Applying Augmented Reality to an Omnichannel Retail Environment

September 12, 2016         By: Sean Riley

Virtual reality (VR) has been grabbing headlines this year with major players across a number of industries entering the market.

But there is evidence to show that augmented reality (AR) may be a more valuable platform in the years ahead. Digi-Capital, an advisory group in VR and AR technology, released projections earlier this year putting potential revenue from VR and AR combined at $120 billion by 2020, with AR alone responsible for approximately $90 billion. It’s these estimates that have companies taking a serious look at AR.

So what exactly is AR and what are the potential applications that could help take it from a small niche to a multi-billion dollar industry in just a few years?

What is Augmented Reality?

VR involves a complete takeover of the user’s visual (and in many cases auditory) senses, which can be both a strength and a weakness. AR is capable of much more subtle experiences and has wider potential applications as a result. As the name suggests, AR is superimposing graphics, audio, and other sensory enhancements over a real-world environment in real time. These experiences are typically achieved through a smartphone or tablet, but dedicated AR stations also exist for specific use cases.

A Picture on a Picture is Worth a Thousand Ads

One of the most common and recognizable implementations of AR today is seen in apps, which overlay images using a smartphone’s camera. Furniture retailers were early adopters of this technology, allowing prospective buyers to browse their catalogs on a smartphone and then hold the mobile device up to see what a couch or desk would look like in the actual intended space.

Brands targeting younger markets have been quick to adopt AR to deliver engaging experiences as well. One popular toy brand offers in-store stations with a camera and display — when shoppers hold up the product box to the screen, it shows a three-dimensional representation of the finished project. Showing the flexibility of AR, this same concept is being applied in high-end fashion stores to display clothing or make-up on a customer in so-called “magic mirrors” removing the need to physically try anything on. Popular footwear brands have introduced similar functionality in their smartphone apps.
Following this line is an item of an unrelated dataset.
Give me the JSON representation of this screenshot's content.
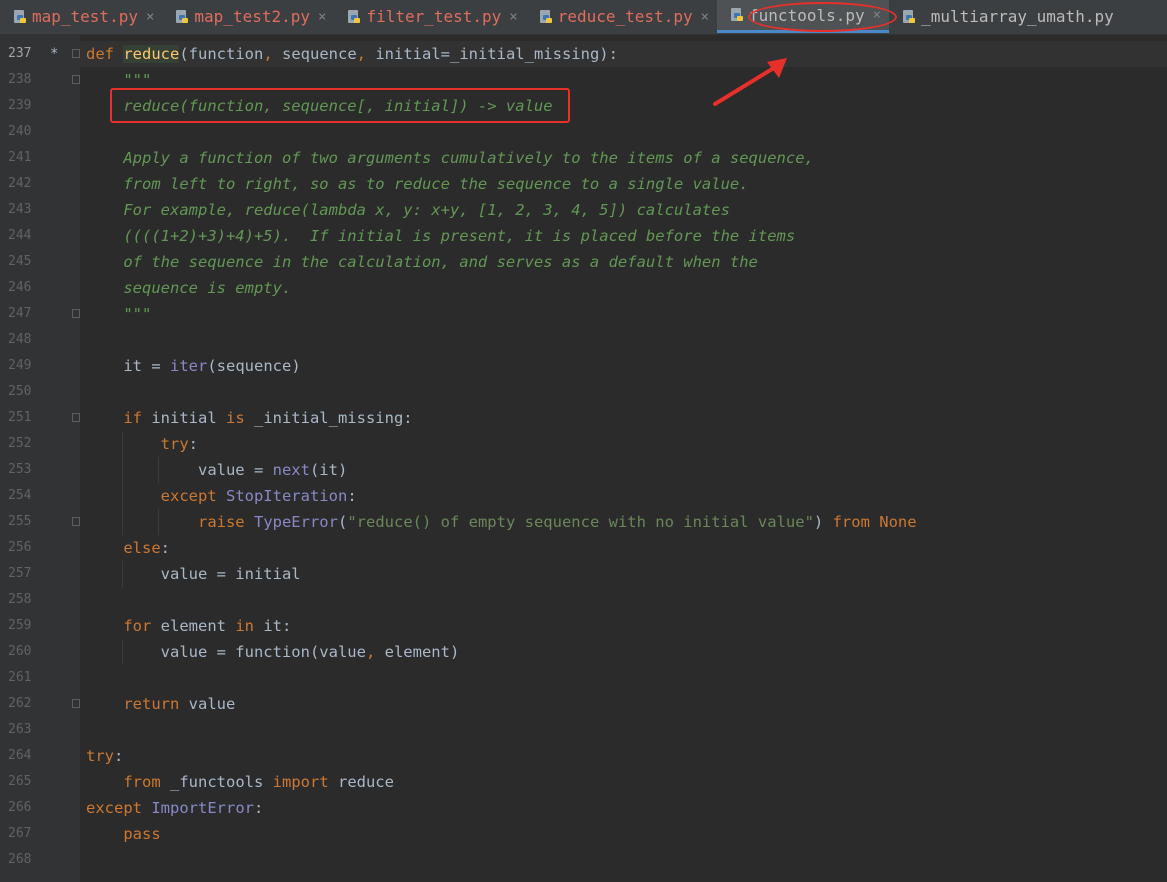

“Online retailers are taking examples from other industries that have begun leveraging AR, such as the travel and real estate industries, and are now introducing these novel and enhanced customer experiences in store environments or in their apps,” said Amy Parsons, Vice President of Global Commerce at Discover. “It is an exciting time for the retail and payments industries as we collectively explore AR and VR opportunities and how, together, we could soon deliver a completely new shopping and payment experience in the virtual world.”

Teaching Old Media New Tricks

While some AR still sounds like science fiction, even simple concepts can deliver enhanced experiences that have proven to increase customer interaction with advertisements. Theater chains, hotels, and office supply companies have all reported increases in engagement after implementing AR strategies. Implementation can be as simple as an app that triggers a video or alternative experience when shoppers scan a traditional print or online ad. Further product information can also be triggered using location-based technology.

Omnichannel Success through Augmented Reality

For retailers looking to enhance their omnichannel retail strategy, AR is a potential path to that goal. Shoppers already have their smartphones out — taking over that screen’s real estate with AR content can deliver the information that will grab consumers’ attention and keep them focused on making a purchase. For both in-store and online sales, AR could offer advantages over more traditional advertising efforts. Due to it being in early stages, it could serve as an attention-grabber for retailers looking to deliver novel new experiences. It also provides interesting potential benefits to customers – such as allowing them to “showroom” a product at home, or see a product in its future environment, helping them to make more informed purchase decisions.

This article was brought to you by Discover Network. For more insights into consumer trends and the world of payments, visit Discover Network Perspectives.